How to Decide Between Open and Closed Adoption
In recent years, the trend has been toward having more openness in adoption. If you want a closed adoption, you might be struggling with whether to consider agreeing to a semi-open or open adoption instead. Here are some things to consider when choosing between an open adoption and a closed adoption.
- Think why you are reluctant to enter into an open adoption. Many hopeful adoptive parents initially want a closed adoption because that is the only type of adoption with which they are familiar. Explore your reasons for not wanting to have more openness in your relationship with your child’s birthmother after the adoption.
- Consider the reasons that open adoption has become the trend. When all adoptions were closed, adoptive families did not know why their adopted child was put up for adoption. They also did not have access to a family medical history. Understanding the reasons behind open adoption can make that option seem less daunting.
- In most open adoptions, the adoptive family sends the birthmother pictures and letters on a regular schedule, such as annually or semi-annually. Your adoption coordinator might also have you meet the birthmother — on a first-name basis only — before the baby is born.
- Ask yourself if you would be willing to follow through on promises to the birthmother. Some hopeful adoptive parents will promise whatever they need to in order to entice an expecting mother to choose them, but this is unethical. If you are not willing to follow through with sending pictures and letters to the birthmother, then choose a closed adoption.
- Think about whether an open adoption or closed adoption would be best for your adopted child. Do you think that your adopted child would appreciate knowing that his or her birthmother cared enough to want to know how he or she is doing? Or do you think that it is in the best interest of an adopted child to have no contact with his or her birthmother?
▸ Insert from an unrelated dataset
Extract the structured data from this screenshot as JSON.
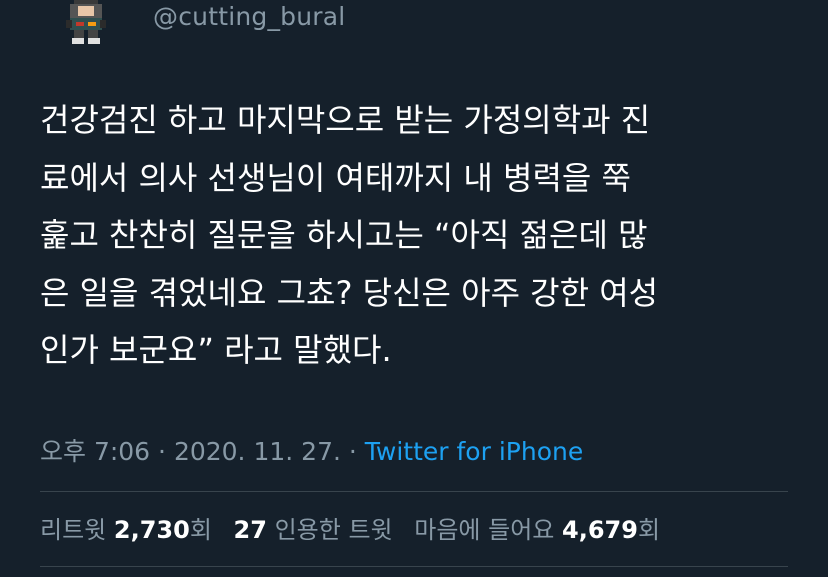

- Ask yourself if you are willing to wait longer for a closed adoption. Because the trend is having some level of openness in an adoption, it generally takes longer to find an expecting mother who wants a closed adoption.